Stored records
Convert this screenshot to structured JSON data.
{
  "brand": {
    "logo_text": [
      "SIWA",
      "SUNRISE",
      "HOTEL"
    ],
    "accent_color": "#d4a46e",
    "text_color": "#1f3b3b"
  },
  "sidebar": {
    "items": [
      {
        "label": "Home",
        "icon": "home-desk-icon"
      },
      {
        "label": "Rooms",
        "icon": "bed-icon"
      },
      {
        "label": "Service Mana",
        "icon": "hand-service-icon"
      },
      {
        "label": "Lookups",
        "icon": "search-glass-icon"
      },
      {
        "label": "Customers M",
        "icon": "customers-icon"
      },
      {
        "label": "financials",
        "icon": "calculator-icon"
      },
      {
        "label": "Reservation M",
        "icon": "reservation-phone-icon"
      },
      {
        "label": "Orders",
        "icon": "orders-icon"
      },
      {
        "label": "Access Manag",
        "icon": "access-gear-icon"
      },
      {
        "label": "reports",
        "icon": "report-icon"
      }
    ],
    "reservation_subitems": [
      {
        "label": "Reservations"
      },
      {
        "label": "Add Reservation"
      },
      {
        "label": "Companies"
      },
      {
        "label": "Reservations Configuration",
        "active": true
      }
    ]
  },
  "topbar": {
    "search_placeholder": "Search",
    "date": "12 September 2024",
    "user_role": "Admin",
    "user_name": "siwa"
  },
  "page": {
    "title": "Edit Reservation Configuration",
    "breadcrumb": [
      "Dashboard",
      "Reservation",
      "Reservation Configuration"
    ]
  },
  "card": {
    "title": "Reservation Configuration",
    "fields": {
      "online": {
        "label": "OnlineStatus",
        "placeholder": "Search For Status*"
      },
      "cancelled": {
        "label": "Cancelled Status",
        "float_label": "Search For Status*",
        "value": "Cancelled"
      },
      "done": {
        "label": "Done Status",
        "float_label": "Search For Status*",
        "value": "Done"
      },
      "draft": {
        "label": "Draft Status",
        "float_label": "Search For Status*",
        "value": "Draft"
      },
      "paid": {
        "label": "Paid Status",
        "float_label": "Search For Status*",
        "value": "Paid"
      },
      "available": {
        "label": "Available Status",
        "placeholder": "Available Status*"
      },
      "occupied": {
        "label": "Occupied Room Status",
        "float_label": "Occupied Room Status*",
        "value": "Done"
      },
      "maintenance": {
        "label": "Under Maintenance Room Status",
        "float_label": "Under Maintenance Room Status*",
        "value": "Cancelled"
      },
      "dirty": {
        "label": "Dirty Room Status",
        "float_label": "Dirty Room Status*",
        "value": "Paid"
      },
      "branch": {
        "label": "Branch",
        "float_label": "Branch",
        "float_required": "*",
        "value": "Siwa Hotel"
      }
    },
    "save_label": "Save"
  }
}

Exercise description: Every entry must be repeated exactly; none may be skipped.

Expected output:
Convert this screenshot to structured JSON data.
{
  "brand": {
    "logo_text": [
      "SIWA",
      "SUNRISE",
      "HOTEL"
    ],
    "accent_color": "#d4a46e",
    "text_color": "#1f3b3b"
  },
  "sidebar": {
    "items": [
      {
        "label": "Home",
        "icon": "home-desk-icon"
      },
      {
        "label": "Rooms",
        "icon": "bed-icon"
      },
      {
        "label": "Service Mana",
        "icon": "hand-service-icon"
      },
      {
        "label": "Lookups",
        "icon": "search-glass-icon"
      },
      {
        "label": "Customers M",
        "icon": "customers-icon"
      },
      {
        "label": "financials",
        "icon": "calculator-icon"
      },
      {
        "label": "Reservation M",
        "icon": "reservation-phone-icon"
      },
      {
        "label": "Orders",
        "icon": "orders-icon"
      },
      {
        "label": "Access Manag",
        "icon": "access-gear-icon"
      },
      {
        "label": "reports",
        "icon": "report-icon"
      }
    ],
    "reservation_subitems": [
      {
        "label": "Reservations"
      },
      {
        "label": "Add Reservation"
      },
      {
        "label": "Companies"
      },
      {
        "label": "Reservations Configuration",
        "active": true
      }
    ]
  },
  "topbar": {
    "search_placeholder": "Search",
    "date": "12 September 2024",
    "user_role": "Admin",
    "user_name": "siwa"
  },
  "page": {
    "title": "Edit Reservation Configuration",
    "breadcrumb": [
      "Dashboard",
      "Reservation",
      "Reservation Configuration"
    ]
  },
  "card": {
    "title": "Reservation Configuration",
    "fields": {
      "online": {
        "label": "OnlineStatus",
        "placeholder": "Search For Status*"
      },
      "cancelled": {
        "label": "Cancelled Status",
        "float_label": "Search For Status*",
        "value": "Cancelled"
      },
      "done": {
        "label": "Done Status",
        "float_label": "Search For Status*",
        "value": "Done"
      },
      "draft": {
        "label": "Draft Status",
        "float_label": "Search For Status*",
        "value": "Draft"
      },
      "paid": {
        "label": "Paid Status",
        "float_label": "Search For Status*",
        "value": "Paid"
      },
      "available": {
        "label": "Available Status",
        "placeholder": "Available Status*"
      },
      "occupied": {
        "label": "Occupied Room Status",
        "float_label": "Occupied Room Status*",
        "value": "Done"
      },
      "maintenance": {
        "label": "Under Maintenance Room Status",
        "float_label": "Under Maintenance Room Status*",
        "value": "Cancelled"
      },
      "dirty": {
        "label": "Dirty Room Status",
        "float_label": "Dirty Room Status*",
        "value": "Paid"
      },
      "branch": {
        "label": "Branch",
        "float_label": "Branch",
        "float_required": "*",
        "value": "Siwa Hotel"
      }
    },
    "save_label": "Save"
  }
}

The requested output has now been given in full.